Research tends to show that spending money in your own city, and at businesses owned locally, can make a big difference. A study done in 2012 in Salt Lake City … a city about the same size as the Oklahoma City metro … shows that local stores return more than half of their revenue to the local economy – and restaurants return nearly 79%. National chains return less than half of what local businesses do – for stores, it’s less than 15%, and for restaurants it’s just over 30 percent.
Don Wood is the director of the Norman Economic Development Coalition. He works to keep Norman businesses happy and productive.
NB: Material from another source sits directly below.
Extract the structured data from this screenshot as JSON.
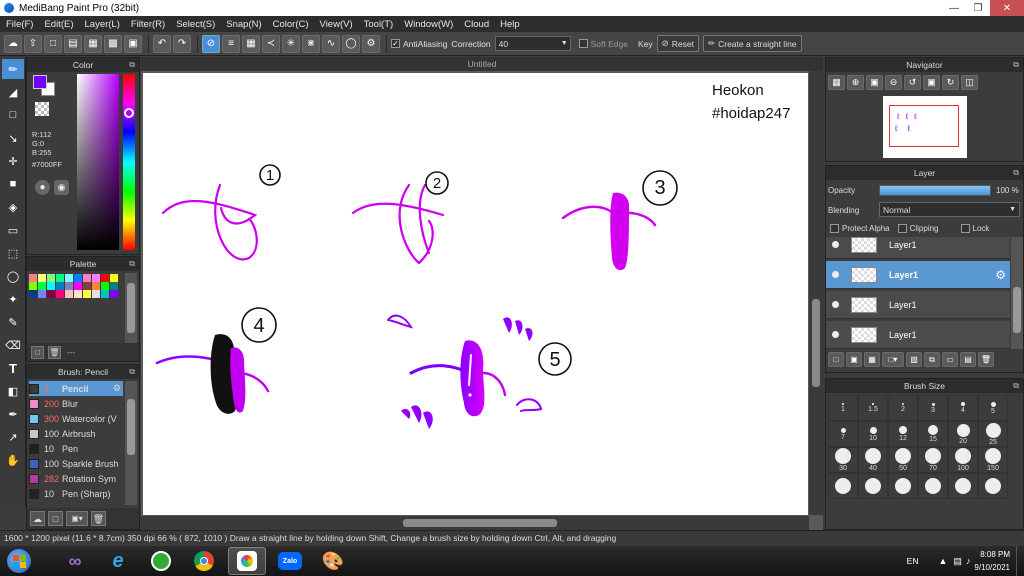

Wood: We work on product improvement, and our produce is Norman. Anything we can do to make Norman a better place, a more attractive place for people to come to, then we do that.
Wood says that Norman benefits from out-of-state employers, but its locally-owned businesses bring more than just jobs to the table.
Wood: There’s a certain passion that the young entrepreneur has starting their company and growing their company, and there’s a passion they have for the community that the other companies that come in from outside probably never get. They don’t have that same passion, that same drive to help make the community successful at the same time.
Wood says consumers might not realize it, but frequenting a local store has a bigger effect than just supporting the family that owns that business.
Wood: They’re employing people, and those could be your neighbors, could be people in your church, could be people you see around the community that actually have jobs because you’re spending dollars in the community. Those dollars kind of circulate in the community and they’re spent with another business and another business and another business, and it really has a multiplier effect.
There are two kinds of shopping local – shopping at stores owned by people in the community, and shopping at stores in town, no matter who owns them. Locally-owned businesses get most of the shop-local attention, but Don Wood says keeping your money within city limits is just as important.
Wood: The way Oklahoma law is set up, the biggest generator of revenues to our local government is sales tax. So if you’re spending your dollars in a local store, then that local store is paying sales tax and that’s what pays for firemen and policemen and street repair and parks and recs and all the other things that we expect our city to do. It’s kind of hard to expect the city to do a lot for you when you go spend all your dollars outside of Norman.
There are benefits to both kinds of shopping local, and they have one thing in common: local stores need local customers. And for Don Wood and others, buying local is more than just a trend – it’s becoming a way of life.
Wood: It’s a no-brainer.